Here is that painting, I think, taken from Hummer’s website (she’s a Chicago native):
From PetHelpful we have a lovely story of a stray cat who, during a cold winter, was invited inside and never left. Click to read:
When kindhearted @lindaeckel opened her doors to a stray cat who was living near her home during freezing temperatures, she didn’t expect to have a new furever friend. Still, that’s exactly what happened! The beautiful long-haired tabby cat made herself right at home with Linda and her pets, and the result is just precious.
The first video featuring the ex-stray went viral on TikTok for adorably obvious reasons, and we think you’ll love it, too. Miss Kitty and her new friends are inseparable!
We brought in the stray that’s been hanging around since it is -35 right now. Major loves this cat! #bestfriends #makethisgoviral #makethisgoviralplease #bestfriends #goodkitty #goodpuppy #makemygoldenviral #golden #dogsoftiktok #goldensoftiktok #goldenretrieverlife #goldenslivingtheirbestlife #goldensrule #goldenlife #goldendreams #goldenretriever #lovecatsanddogs
Making biscuits is a contract!:
“That cat made biscuits for your dog. That is a contract,” wrote commenter @marcescence. Exactly! We’d like to think that was the moment the cat knew she’d found her forever home–but her new mama still made it official recently.
“Thank you all,” Linda said. “Bella has a new home. Merry Christmas all!” Now that is the perfect holiday gift for everyone. The kitty gets a new home, and the family gets someone new to love–especially this adoring Golden Retriever!
Here’s the Golden Retriever, Major, with Bella. See more cats and d*gs on Linda Eckel’s TikTok page:
And the love continues…… Webster, Major and the kitty Bella #sweetestcatever #thesweetestever #straycatstory #catsanddogsoftiktok #goodkittykat #sweetkitty #ourcatstory #catsoftiktok #verybestfriends #goldensoftiktok🦮 #makeitgoviral #goldenretrieverpuppy #goldenpuppy #goldenretriever #goldenlove #goldensrule #golden #goldenretrieverlife #goldensoftiktok #thisisbeautiful❤❤
OwlKitty is a YouTube movie star. As her site notes:
Lizzy (stage name: OwlKitty) is a 5 year-old floof living in Portland, Oregon. She stars in all your favorite movies and tv shows and gets lots of treats and cuddles in return. Offscreen, Lizzy loves her laser pointer, her adoptive mother (a 12 year-old tabby) and the taste of cream cheese. She’s never caught a bird.
So far, OwlKitty has made appearances in such classics as Star Wars, Harry Potter, Jurassic Park, How to Train your Dragon, The Shining, Titanic, 50 Shades of Gray and Risky Business. You can also find her in Game of Thrones, Ariana Grande’s music video and Red Dead Redemption 2.
There are lots of good videos on the OwlKitty YouTube site, all done with clever technology and tedious work.

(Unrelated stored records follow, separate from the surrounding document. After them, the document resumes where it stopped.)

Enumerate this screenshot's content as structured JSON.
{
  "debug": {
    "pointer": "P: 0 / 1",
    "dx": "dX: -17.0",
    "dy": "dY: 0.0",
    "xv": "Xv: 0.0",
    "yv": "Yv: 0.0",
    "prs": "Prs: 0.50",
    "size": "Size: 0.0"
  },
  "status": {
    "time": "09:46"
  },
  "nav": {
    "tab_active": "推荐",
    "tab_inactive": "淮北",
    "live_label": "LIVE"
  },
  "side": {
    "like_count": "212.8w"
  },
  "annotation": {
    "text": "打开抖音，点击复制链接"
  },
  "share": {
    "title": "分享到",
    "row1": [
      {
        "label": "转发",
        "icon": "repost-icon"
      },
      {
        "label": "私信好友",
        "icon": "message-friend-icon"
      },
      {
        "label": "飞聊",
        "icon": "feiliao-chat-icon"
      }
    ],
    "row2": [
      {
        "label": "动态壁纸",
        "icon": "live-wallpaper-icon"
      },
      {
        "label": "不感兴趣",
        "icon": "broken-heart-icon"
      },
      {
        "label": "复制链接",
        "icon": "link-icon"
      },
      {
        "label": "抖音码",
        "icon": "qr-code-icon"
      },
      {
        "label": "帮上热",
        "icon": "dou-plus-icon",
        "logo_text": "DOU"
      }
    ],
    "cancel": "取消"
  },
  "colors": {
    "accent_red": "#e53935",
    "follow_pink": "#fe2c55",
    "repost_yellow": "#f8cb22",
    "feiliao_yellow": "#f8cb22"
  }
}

Here’s the famous OwlKitty “Titanic” trailer:
. . . and how it was made. The work is amazingly thorough:
Owlkitty in Jurassic Park (with tuna!):
There are many more movies, so knock yourself out!
h/t: Meijlink, Gregory
4 thoughts on “Caturday felid trifecta: Female painters and their cats; stray cat invited inside during the cold to warm up (you know what happens next); and OwlKitty in movies”
That’s just the sort of “paws on” management that any sensible supervisor applies to a new staff member (at most a few months in places as “painting cat’s staff”).
Caturday morning smile. Enjoyed it all. Always feel good when an abandoned kitty finds a loving home.
Not sure where my earlier comment disappeared to, but thanks, as always, for the Caturday trifecta! (And apologies if it eventually turns up.)
I love OwlKitty!!